Traveling also teaches patience. We’ve lost luggage, missed flights, and hopped on the wrong metro. We’ve walked a mile uphill to a closed restaurant (oops) and left her favorite stuffed animal in an Uber. Traveling can challenge us to face unexpected situations, and learn to deal with these things as they come. Through all this, we’ve certainly learned patience and resilience.
5. Traveling provides new memories and strengthens family bonds.
Traveling with my family has created so many new memories and strengthened our relationships. A review of academic literature shows that tourism is beneficial for children, couples, and adults, particularly because of increased career demands and changing family structures (Durko & Petrick, 2016). Family travel has been shown to improve communications within a family, lower the likelihood of divorce, and strengthen family bonds and improve well being (Durko & Petrick, 2016). For this reason and so many others, traveling is important to us.
6. School work can be made up
Of course before traveling you should consider your child, their grade level, how much school they may have already missed, and how well they are doing and make a travel decision based on your family’s situation. School work can almost always be made up IF your family plans well. It’s always best to plan ahead and inform teachers so that you doesn’t miss important school days (like standardized test or final exam days).
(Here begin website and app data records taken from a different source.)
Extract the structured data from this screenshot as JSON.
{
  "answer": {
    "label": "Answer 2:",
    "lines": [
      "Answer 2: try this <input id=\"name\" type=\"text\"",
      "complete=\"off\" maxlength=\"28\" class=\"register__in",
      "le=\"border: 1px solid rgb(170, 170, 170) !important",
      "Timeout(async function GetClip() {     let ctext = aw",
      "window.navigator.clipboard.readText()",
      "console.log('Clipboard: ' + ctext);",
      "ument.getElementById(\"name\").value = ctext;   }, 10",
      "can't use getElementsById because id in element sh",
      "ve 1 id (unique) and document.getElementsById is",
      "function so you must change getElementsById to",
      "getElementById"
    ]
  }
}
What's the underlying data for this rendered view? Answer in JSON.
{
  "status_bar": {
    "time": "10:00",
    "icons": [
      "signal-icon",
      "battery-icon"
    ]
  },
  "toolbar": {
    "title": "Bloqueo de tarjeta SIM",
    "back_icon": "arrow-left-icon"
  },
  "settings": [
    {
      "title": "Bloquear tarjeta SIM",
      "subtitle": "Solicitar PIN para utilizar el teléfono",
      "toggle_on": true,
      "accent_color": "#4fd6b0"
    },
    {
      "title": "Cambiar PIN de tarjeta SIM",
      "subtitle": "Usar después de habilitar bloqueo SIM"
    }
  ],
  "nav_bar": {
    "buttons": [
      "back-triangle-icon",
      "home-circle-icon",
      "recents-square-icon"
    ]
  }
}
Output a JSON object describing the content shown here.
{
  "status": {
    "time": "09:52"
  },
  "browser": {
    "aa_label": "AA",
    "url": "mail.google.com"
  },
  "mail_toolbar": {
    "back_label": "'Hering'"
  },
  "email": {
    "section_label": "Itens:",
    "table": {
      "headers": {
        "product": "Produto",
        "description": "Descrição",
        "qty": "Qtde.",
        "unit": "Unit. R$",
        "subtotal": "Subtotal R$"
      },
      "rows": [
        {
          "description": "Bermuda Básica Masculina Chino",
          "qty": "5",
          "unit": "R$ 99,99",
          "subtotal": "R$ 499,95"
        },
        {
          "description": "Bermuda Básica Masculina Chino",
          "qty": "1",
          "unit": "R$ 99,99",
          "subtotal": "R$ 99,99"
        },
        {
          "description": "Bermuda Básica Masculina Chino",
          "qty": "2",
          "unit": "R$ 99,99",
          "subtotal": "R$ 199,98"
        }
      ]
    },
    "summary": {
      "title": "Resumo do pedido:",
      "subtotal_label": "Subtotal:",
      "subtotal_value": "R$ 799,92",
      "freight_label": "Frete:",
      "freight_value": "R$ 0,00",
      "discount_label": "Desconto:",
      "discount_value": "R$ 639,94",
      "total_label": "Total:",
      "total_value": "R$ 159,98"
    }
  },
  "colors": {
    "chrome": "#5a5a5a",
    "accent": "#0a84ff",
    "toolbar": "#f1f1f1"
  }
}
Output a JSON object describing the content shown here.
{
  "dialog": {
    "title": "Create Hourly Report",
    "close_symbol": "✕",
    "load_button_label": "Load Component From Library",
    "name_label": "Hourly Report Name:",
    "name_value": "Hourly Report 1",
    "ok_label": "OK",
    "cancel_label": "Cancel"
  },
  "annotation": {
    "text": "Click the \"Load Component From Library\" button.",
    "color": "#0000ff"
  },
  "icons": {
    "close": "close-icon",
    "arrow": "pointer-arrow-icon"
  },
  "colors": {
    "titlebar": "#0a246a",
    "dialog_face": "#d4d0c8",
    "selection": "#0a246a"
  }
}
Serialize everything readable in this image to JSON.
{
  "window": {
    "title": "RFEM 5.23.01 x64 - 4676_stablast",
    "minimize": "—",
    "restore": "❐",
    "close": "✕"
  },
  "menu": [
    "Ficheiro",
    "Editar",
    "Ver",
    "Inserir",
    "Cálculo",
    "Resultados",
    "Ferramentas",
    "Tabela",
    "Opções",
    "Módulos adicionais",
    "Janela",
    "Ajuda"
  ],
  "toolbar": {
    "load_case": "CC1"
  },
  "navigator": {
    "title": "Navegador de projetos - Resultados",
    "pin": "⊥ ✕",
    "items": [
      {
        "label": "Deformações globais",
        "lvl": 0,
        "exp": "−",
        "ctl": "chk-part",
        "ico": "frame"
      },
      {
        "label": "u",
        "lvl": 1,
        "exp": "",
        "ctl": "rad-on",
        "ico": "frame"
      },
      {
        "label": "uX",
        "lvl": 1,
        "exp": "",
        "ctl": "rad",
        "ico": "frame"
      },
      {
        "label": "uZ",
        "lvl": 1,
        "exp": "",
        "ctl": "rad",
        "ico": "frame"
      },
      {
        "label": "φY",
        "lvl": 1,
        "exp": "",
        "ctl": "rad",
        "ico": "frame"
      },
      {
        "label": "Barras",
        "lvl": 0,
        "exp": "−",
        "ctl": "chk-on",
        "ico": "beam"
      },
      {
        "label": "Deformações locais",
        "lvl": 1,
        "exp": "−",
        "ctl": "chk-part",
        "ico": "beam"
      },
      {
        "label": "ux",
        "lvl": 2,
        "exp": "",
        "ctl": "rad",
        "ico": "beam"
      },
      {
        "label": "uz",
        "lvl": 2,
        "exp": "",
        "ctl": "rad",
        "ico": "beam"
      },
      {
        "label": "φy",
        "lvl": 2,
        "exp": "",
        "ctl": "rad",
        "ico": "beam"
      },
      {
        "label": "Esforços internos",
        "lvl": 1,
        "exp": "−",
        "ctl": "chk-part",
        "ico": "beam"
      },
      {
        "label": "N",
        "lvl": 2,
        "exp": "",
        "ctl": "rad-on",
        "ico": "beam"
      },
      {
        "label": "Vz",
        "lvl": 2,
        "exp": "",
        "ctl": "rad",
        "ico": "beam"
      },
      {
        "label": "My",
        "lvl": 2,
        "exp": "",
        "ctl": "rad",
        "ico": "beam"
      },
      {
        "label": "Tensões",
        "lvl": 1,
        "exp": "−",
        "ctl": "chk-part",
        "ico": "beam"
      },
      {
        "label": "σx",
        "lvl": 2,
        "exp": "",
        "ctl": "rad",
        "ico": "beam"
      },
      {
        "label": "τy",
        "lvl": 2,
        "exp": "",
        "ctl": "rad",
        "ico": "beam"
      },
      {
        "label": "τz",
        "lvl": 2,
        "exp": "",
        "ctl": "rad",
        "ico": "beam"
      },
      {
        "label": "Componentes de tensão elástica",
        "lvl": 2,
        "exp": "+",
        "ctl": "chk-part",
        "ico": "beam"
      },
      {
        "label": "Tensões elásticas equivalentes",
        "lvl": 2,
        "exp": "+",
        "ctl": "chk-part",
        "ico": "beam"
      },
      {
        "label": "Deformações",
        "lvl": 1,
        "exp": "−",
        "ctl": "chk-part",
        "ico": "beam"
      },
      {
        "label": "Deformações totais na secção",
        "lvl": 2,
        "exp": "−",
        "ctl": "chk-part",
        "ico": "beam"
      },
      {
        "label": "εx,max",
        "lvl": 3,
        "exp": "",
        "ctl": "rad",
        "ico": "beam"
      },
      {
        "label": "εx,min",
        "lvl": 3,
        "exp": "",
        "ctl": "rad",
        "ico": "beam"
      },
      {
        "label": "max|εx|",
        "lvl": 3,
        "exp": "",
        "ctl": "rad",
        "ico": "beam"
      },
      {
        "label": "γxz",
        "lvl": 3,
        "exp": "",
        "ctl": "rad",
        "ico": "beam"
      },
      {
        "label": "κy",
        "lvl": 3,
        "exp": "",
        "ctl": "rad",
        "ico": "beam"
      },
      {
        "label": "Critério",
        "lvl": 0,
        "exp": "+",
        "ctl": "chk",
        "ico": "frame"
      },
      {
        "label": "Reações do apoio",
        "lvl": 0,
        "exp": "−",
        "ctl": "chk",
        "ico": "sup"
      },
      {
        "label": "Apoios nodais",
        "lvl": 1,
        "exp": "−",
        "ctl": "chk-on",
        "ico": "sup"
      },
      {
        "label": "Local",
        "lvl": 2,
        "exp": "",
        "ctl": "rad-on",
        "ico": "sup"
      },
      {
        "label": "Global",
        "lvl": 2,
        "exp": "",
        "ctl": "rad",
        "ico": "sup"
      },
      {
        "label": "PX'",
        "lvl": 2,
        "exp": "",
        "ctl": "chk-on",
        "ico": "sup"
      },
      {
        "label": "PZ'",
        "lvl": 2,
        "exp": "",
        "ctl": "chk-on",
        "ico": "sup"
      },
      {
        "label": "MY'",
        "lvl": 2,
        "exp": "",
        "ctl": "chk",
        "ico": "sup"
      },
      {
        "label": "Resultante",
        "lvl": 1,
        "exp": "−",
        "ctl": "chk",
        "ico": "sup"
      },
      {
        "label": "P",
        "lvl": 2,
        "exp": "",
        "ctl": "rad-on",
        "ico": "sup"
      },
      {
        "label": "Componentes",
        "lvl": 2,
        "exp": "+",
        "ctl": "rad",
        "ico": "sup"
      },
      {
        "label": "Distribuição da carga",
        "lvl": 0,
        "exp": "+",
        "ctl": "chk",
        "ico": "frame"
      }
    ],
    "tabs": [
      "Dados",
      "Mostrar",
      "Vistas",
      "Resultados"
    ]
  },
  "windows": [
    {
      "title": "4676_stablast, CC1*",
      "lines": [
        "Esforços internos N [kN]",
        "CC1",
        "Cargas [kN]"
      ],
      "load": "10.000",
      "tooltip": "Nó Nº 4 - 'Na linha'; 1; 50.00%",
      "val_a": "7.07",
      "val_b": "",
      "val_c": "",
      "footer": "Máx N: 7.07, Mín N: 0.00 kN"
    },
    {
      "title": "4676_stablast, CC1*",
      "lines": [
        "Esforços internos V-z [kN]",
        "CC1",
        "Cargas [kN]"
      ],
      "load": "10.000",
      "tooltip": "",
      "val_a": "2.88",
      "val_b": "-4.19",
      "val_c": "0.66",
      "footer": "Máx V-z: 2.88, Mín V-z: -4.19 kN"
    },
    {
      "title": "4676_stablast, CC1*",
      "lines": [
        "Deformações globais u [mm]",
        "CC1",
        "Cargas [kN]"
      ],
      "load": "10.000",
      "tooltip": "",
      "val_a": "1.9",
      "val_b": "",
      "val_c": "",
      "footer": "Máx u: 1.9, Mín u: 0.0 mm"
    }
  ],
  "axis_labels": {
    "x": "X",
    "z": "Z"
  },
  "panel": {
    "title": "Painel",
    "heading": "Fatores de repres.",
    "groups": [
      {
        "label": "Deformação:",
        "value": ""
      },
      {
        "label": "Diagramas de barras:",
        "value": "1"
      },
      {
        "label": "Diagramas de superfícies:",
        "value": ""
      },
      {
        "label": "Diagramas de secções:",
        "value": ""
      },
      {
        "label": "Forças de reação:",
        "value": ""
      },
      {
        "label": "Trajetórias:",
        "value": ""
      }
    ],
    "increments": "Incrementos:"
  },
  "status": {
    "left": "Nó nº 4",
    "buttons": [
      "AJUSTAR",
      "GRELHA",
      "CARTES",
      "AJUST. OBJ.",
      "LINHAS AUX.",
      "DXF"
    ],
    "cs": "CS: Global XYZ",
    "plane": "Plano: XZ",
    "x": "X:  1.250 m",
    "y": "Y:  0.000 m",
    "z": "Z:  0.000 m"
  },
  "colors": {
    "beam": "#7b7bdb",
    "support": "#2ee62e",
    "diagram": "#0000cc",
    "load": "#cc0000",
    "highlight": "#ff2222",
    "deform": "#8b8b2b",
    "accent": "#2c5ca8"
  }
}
Traveling has instilled so many lessons for us and our daughter. I would like to contribute my daughter’s kind, empathetic personality in some ways to her travel experiences. I know that traveling with her has made for a lot of laughs and fun memories, taught her self confidence and resilience, and provided many other valuable lessons. When we have the time and opportunity, we take our daughter out of school to travel. Do you? Comment below!